Global Health and Emerging Pathogens Institute (GHEPI) members have an outstanding track record of collaborative research in the area of emerging pathogens with a number of multi-investigator NIH-funded projects that include the Center for Research on Influenza Virus Pathogenesis, the Dengue Human Immunology Project Consortium, FluOMICS, PRIME (Program for Research on Immune Modeling and Experimentation), and other program project grants. Together with the Department of Microbiology, we also contribute to advance a highly promising universal influenza virus vaccine by conducting preclinical and clinical studies sponsored by the Bill and Melinda Gates Foundation and Biomedical Advanced Research and Development Authority (BARDA).
Research and Collaborations
Our collaborations within the industry include research-sponsored programs by GSK and Merck, respectively, in the areas of influenza vaccines and cancer immunotherapy through the use of oncolytic viruses. We have built on current institutional strengths and recruited new faculty with the goal of developing a broad program that spans basic discovery, animal models, clinical trials, and investigation. The study of emerging pathogens, and the development of methods for rapid detection as well as effective therapeutic and prophylactic approaches, uniquely demands the merger of basic and clinical science with clinical care. While the scientists participate in basic and translational discovery, the clinical investigator and astute clinicians are sentinel providers that are essential in detecting and describing new entities. ISMMS is positioned to bring these disciplines together through GHEPI.
The Emerging Pathogens Center has a strategic vision composed of three parts:
Matching Investigators and Clinicians

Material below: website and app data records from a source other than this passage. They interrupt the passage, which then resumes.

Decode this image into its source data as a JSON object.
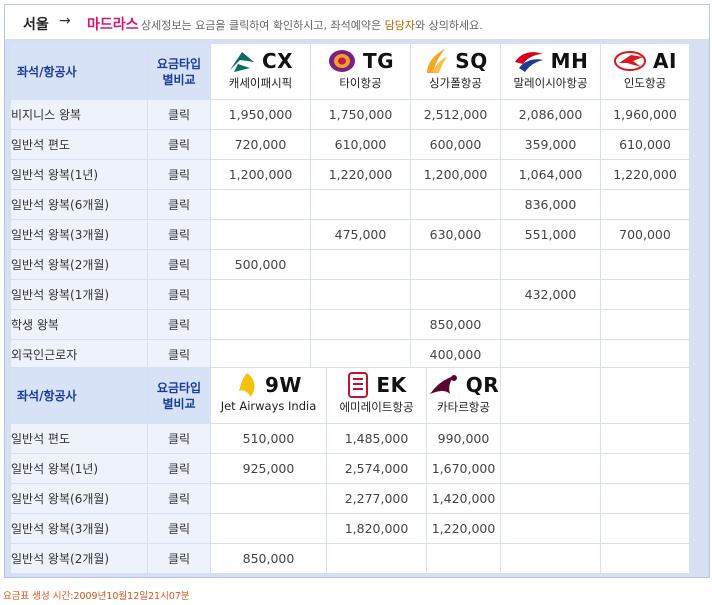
{
  "header": {
    "from": "서울",
    "arrow": "→",
    "to": "마드라스",
    "note_prefix": "상세정보는 요금을 클릭하여 확인하시고, 좌석예약은",
    "note_highlight": "담당자",
    "note_suffix": "와 상의하세요."
  },
  "table1": {
    "col_seat": "좌석/항공사",
    "col_compare_line1": "요금타입",
    "col_compare_line2": "별비교",
    "airlines": [
      {
        "code": "CX",
        "name": "캐세이패시픽",
        "icon": "cathay-pacific-logo-icon"
      },
      {
        "code": "TG",
        "name": "타이항공",
        "icon": "thai-airways-logo-icon"
      },
      {
        "code": "SQ",
        "name": "싱가폴항공",
        "icon": "singapore-airlines-logo-icon"
      },
      {
        "code": "MH",
        "name": "말레이시아항공",
        "icon": "malaysia-airlines-logo-icon"
      },
      {
        "code": "AI",
        "name": "인도항공",
        "icon": "air-india-logo-icon"
      }
    ],
    "rows": [
      {
        "label": "비지니스 왕복",
        "compare": "클릭",
        "prices": [
          "1,950,000",
          "1,750,000",
          "2,512,000",
          "2,086,000",
          "1,960,000"
        ]
      },
      {
        "label": "일반석 편도",
        "compare": "클릭",
        "prices": [
          "720,000",
          "610,000",
          "600,000",
          "359,000",
          "610,000"
        ]
      },
      {
        "label": "일반석 왕복(1년)",
        "compare": "클릭",
        "prices": [
          "1,200,000",
          "1,220,000",
          "1,200,000",
          "1,064,000",
          "1,220,000"
        ]
      },
      {
        "label": "일반석 왕복(6개월)",
        "compare": "클릭",
        "prices": [
          "",
          "",
          "",
          "836,000",
          ""
        ]
      },
      {
        "label": "일반석 왕복(3개월)",
        "compare": "클릭",
        "prices": [
          "",
          "475,000",
          "630,000",
          "551,000",
          "700,000"
        ]
      },
      {
        "label": "일반석 왕복(2개월)",
        "compare": "클릭",
        "prices": [
          "500,000",
          "",
          "",
          "",
          ""
        ]
      },
      {
        "label": "일반석 왕복(1개월)",
        "compare": "클릭",
        "prices": [
          "",
          "",
          "",
          "432,000",
          ""
        ]
      },
      {
        "label": "학생 왕복",
        "compare": "클릭",
        "prices": [
          "",
          "",
          "850,000",
          "",
          ""
        ]
      },
      {
        "label": "외국인근로자",
        "compare": "클릭",
        "prices": [
          "",
          "",
          "400,000",
          "",
          ""
        ]
      }
    ]
  },
  "table2": {
    "col_seat": "좌석/항공사",
    "col_compare_line1": "요금타입",
    "col_compare_line2": "별비교",
    "airlines": [
      {
        "code": "9W",
        "name": "Jet Airways India",
        "icon": "jet-airways-logo-icon"
      },
      {
        "code": "EK",
        "name": "에미레이트항공",
        "icon": "emirates-logo-icon"
      },
      {
        "code": "QR",
        "name": "카타르항공",
        "icon": "qatar-airways-logo-icon"
      }
    ],
    "rows": [
      {
        "label": "일반석 편도",
        "compare": "클릭",
        "prices": [
          "510,000",
          "1,485,000",
          "990,000"
        ]
      },
      {
        "label": "일반석 왕복(1년)",
        "compare": "클릭",
        "prices": [
          "925,000",
          "2,574,000",
          "1,670,000"
        ]
      },
      {
        "label": "일반석 왕복(6개월)",
        "compare": "클릭",
        "prices": [
          "",
          "2,277,000",
          "1,420,000"
        ]
      },
      {
        "label": "일반석 왕복(3개월)",
        "compare": "클릭",
        "prices": [
          "",
          "1,820,000",
          "1,220,000"
        ]
      },
      {
        "label": "일반석 왕복(2개월)",
        "compare": "클릭",
        "prices": [
          "850,000",
          "",
          ""
        ]
      }
    ]
  },
  "footer": {
    "text": "요금표 생성 시간:2009년10월12일21시07분"
  },
  "colors": {
    "header_bg": "#d8e2f6",
    "header_text": "#1a3d9a",
    "destination": "#d2166f",
    "footer_text": "#d5551a"
  }
}
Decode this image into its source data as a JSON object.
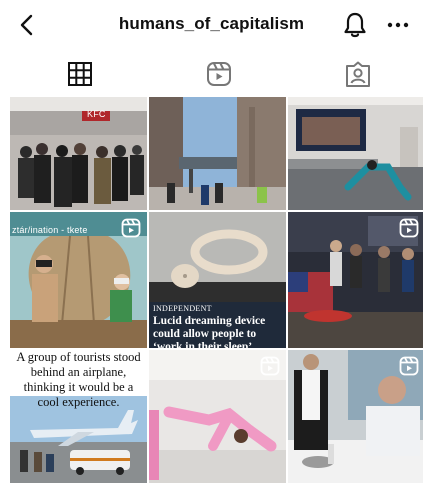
{
  "header": {
    "title": "humans_of_capitalism",
    "back_icon": "chevron-left-icon",
    "bell_icon": "bell-icon",
    "more_icon": "ellipsis-icon"
  },
  "tabs": [
    {
      "name": "grid",
      "icon": "grid-icon",
      "active": true
    },
    {
      "name": "reels",
      "icon": "reels-icon",
      "active": false
    },
    {
      "name": "tagged",
      "icon": "tagged-person-icon",
      "active": false
    }
  ],
  "posts": [
    {
      "id": 1,
      "type": "photo",
      "alt_scene": "crowd in mall",
      "sign": "KFC"
    },
    {
      "id": 2,
      "type": "photo",
      "alt_scene": "city street bus stop"
    },
    {
      "id": 3,
      "type": "photo",
      "alt_scene": "office stretching"
    },
    {
      "id": 4,
      "type": "reel",
      "alt_scene": "VR hot air balloon",
      "sign_text": "ztár/ination - tkete"
    },
    {
      "id": 5,
      "type": "photo",
      "source": "INDEPENDENT",
      "headline": "Lucid dreaming device could allow people to ‘work in their sleep’"
    },
    {
      "id": 6,
      "type": "reel",
      "alt_scene": "night party flag"
    },
    {
      "id": 7,
      "type": "photo",
      "caption": "A group of tourists stood behind an airplane, thinking it would be a cool experience."
    },
    {
      "id": 8,
      "type": "reel",
      "alt_scene": "pink suit split"
    },
    {
      "id": 9,
      "type": "reel",
      "alt_scene": "restaurant waiter"
    }
  ],
  "colors": {
    "text": "#111111",
    "background": "#ffffff"
  }
}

The first part of the Center’s vision is to bring together investigators and clinicians from diverse disciplines of both clinical and basic research. These clinicians and investigators are presently in a number of departments and centers. By creating a framework and infrastructure for interactions and communications on a regular basis, collaborations are fostered. These ongoing interactions position our institution to respond to new outbreaks, as well as new opportunities for funding in basic, translational, and clinical research.
Identification of Needed Resources

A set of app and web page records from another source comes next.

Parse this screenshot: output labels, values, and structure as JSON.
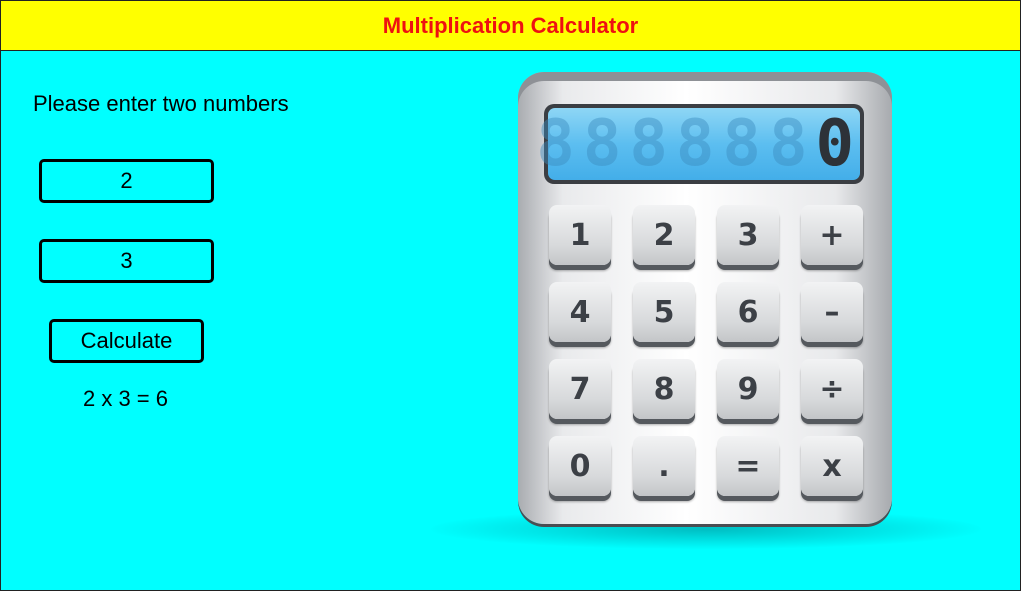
{
  "window": {
    "title": "Multiplication Calculator"
  },
  "form": {
    "prompt": "Please enter two numbers",
    "first_number": "2",
    "second_number": "3",
    "calculate_label": "Calculate",
    "result_text": "2 x 3 = 6"
  },
  "calculator_image": {
    "display_value": "0",
    "unlit_digits": [
      "8",
      "8",
      "8",
      "8",
      "8",
      "8"
    ],
    "keys": [
      {
        "label": "1"
      },
      {
        "label": "2"
      },
      {
        "label": "3"
      },
      {
        "label": "+"
      },
      {
        "label": "4"
      },
      {
        "label": "5"
      },
      {
        "label": "6"
      },
      {
        "label": "–"
      },
      {
        "label": "7"
      },
      {
        "label": "8"
      },
      {
        "label": "9"
      },
      {
        "label": "÷"
      },
      {
        "label": "0"
      },
      {
        "label": "."
      },
      {
        "label": "="
      },
      {
        "label": "x"
      }
    ]
  },
  "colors": {
    "background": "#00ffff",
    "title_bar": "#ffff00",
    "title_text": "#ee1111"
  }
}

The second part of our vision is to identify needed resources to advance the process including new faculty recruits, development of infrastructure, and establishment of interactions with industry, philanthropy, and other academic partners that will complement the existing expertise and enhance our ability to move forward in this area.
Interdisciplinary Training Program

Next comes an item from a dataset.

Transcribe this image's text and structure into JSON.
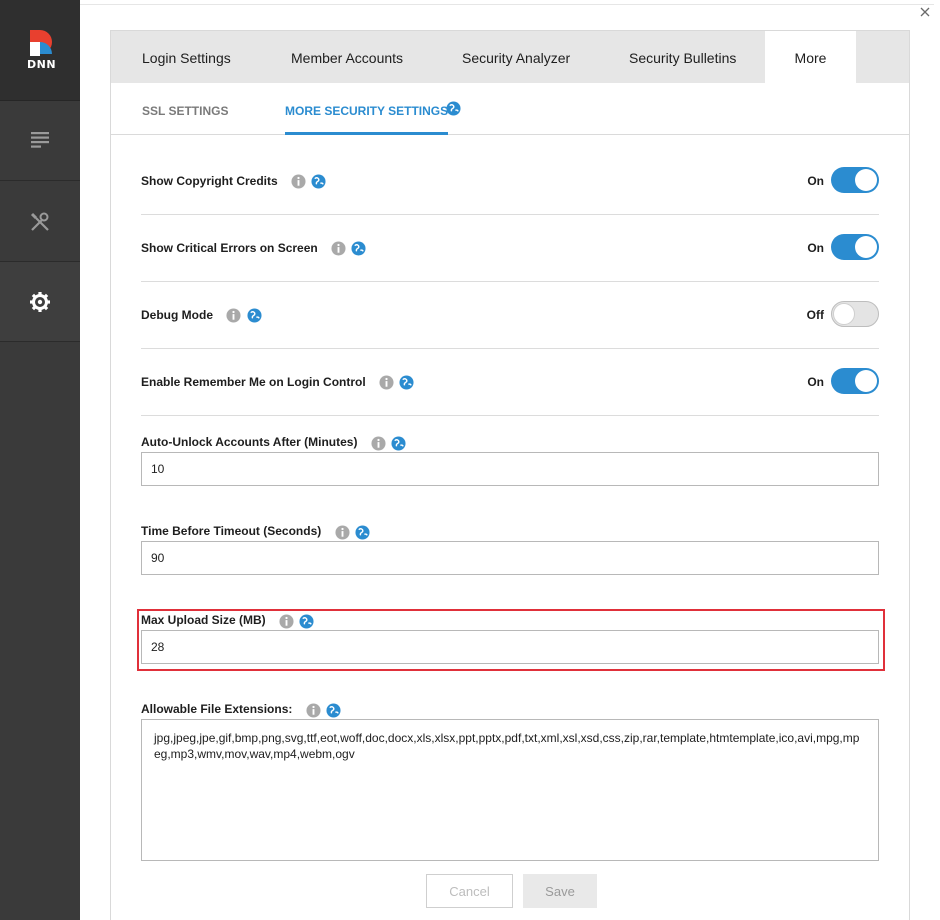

A final component is to develop an interdisciplinary training program that can complement pre-existing department and center programs for graduate students, medical students, and post-doctoral fellows who wish to pursue careers in research in emerging pathogens.